── PROVIDED RECORDS

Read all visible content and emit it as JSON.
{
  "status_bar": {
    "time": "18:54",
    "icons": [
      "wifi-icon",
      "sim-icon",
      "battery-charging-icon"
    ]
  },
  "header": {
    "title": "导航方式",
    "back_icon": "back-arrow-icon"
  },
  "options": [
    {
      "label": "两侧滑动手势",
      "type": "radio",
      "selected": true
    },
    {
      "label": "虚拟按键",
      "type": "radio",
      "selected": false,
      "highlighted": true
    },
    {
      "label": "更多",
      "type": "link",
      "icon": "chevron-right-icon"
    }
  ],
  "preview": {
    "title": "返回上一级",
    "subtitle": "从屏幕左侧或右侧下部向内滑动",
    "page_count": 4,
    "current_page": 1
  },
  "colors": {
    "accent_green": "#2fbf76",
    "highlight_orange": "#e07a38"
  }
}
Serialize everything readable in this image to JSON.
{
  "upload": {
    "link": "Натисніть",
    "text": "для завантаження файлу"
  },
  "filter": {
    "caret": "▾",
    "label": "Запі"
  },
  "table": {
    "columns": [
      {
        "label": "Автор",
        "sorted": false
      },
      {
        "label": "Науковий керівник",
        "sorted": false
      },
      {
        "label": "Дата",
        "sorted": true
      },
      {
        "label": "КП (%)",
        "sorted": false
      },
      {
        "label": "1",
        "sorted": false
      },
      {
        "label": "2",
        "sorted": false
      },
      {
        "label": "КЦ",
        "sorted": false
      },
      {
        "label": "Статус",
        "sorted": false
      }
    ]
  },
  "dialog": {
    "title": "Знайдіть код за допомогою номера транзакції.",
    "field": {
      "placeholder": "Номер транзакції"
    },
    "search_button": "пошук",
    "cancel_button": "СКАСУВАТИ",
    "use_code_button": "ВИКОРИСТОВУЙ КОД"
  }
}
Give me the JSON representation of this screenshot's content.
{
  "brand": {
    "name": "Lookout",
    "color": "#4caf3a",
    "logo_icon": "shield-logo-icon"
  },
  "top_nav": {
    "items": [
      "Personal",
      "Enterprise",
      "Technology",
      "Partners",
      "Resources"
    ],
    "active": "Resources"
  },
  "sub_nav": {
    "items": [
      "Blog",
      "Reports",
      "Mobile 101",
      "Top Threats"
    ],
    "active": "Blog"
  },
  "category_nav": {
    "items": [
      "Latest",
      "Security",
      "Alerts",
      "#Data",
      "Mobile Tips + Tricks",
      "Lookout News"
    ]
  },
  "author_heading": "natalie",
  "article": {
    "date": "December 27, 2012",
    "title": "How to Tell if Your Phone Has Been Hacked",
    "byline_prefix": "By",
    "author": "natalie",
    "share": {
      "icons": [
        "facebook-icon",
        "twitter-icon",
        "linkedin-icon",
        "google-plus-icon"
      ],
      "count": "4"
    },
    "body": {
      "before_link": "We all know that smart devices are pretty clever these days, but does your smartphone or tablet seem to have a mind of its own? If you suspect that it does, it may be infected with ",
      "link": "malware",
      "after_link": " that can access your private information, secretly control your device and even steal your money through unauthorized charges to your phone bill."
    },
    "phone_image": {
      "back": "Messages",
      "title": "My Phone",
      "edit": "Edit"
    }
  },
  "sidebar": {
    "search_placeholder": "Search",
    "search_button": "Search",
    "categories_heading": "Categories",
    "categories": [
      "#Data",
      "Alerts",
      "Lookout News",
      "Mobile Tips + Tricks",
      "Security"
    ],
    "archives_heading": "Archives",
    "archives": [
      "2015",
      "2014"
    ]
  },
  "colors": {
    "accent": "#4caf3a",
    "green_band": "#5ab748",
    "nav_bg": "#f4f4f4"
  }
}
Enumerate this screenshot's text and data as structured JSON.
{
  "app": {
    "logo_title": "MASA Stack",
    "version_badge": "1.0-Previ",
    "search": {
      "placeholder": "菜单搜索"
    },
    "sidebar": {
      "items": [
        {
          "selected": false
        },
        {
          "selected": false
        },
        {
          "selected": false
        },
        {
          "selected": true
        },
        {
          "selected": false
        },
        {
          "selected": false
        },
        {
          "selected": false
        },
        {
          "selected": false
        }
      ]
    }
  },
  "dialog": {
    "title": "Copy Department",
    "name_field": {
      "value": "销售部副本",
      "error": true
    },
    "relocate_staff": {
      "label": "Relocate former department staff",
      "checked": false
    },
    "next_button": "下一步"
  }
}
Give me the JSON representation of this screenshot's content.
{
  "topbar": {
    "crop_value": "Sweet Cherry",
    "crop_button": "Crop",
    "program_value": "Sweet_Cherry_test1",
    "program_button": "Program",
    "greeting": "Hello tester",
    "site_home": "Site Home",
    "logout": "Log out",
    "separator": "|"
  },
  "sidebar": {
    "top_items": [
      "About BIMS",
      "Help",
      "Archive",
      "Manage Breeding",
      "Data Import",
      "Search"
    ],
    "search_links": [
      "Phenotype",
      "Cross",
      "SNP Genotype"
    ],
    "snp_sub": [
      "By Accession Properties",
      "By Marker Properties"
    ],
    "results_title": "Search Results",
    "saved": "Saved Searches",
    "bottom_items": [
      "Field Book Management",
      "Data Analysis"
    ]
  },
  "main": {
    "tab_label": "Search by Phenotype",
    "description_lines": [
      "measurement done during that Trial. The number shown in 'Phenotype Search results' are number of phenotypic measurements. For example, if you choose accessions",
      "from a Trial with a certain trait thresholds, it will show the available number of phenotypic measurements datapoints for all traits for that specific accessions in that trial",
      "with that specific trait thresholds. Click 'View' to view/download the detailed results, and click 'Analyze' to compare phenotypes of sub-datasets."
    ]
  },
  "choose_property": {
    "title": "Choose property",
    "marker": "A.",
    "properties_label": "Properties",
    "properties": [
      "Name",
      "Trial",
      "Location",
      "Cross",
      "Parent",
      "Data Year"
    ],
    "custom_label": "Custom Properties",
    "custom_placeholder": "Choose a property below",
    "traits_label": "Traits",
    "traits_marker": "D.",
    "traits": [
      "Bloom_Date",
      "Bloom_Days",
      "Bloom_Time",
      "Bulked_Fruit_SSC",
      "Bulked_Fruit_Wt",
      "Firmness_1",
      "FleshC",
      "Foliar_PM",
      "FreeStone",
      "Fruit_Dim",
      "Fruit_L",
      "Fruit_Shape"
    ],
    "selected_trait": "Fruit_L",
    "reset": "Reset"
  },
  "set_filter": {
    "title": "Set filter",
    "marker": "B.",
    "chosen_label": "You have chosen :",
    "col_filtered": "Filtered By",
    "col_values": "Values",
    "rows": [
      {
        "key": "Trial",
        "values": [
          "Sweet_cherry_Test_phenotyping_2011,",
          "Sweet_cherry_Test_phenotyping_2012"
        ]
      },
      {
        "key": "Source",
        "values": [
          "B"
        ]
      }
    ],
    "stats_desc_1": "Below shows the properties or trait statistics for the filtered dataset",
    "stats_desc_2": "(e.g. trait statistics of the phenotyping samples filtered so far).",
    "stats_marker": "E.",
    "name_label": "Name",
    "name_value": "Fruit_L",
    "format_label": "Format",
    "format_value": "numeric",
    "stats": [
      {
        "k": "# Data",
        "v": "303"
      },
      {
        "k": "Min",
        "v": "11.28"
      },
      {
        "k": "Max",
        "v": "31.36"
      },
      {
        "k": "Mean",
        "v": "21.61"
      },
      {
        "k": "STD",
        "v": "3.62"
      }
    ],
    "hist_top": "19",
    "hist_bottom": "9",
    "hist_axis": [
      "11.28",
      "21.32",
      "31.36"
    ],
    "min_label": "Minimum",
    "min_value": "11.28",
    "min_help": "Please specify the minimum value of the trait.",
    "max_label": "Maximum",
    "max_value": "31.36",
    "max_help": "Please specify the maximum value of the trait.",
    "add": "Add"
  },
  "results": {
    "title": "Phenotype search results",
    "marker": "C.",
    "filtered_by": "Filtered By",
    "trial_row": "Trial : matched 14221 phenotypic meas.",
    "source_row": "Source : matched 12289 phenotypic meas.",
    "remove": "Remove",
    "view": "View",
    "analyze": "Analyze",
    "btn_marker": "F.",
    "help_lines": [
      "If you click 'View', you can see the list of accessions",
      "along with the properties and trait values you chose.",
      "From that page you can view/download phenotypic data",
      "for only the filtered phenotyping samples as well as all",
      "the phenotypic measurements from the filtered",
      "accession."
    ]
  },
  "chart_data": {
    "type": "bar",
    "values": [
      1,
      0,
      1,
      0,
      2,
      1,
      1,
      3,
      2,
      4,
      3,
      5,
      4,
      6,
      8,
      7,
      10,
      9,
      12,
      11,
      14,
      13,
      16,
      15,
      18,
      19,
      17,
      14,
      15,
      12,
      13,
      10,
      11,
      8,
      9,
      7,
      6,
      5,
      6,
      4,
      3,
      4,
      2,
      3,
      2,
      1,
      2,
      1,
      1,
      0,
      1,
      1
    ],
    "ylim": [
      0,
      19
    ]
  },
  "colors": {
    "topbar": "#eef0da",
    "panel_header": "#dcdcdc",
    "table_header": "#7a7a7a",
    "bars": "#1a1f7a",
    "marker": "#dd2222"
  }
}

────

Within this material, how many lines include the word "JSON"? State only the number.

● OUTPUT OF THE TASK:
5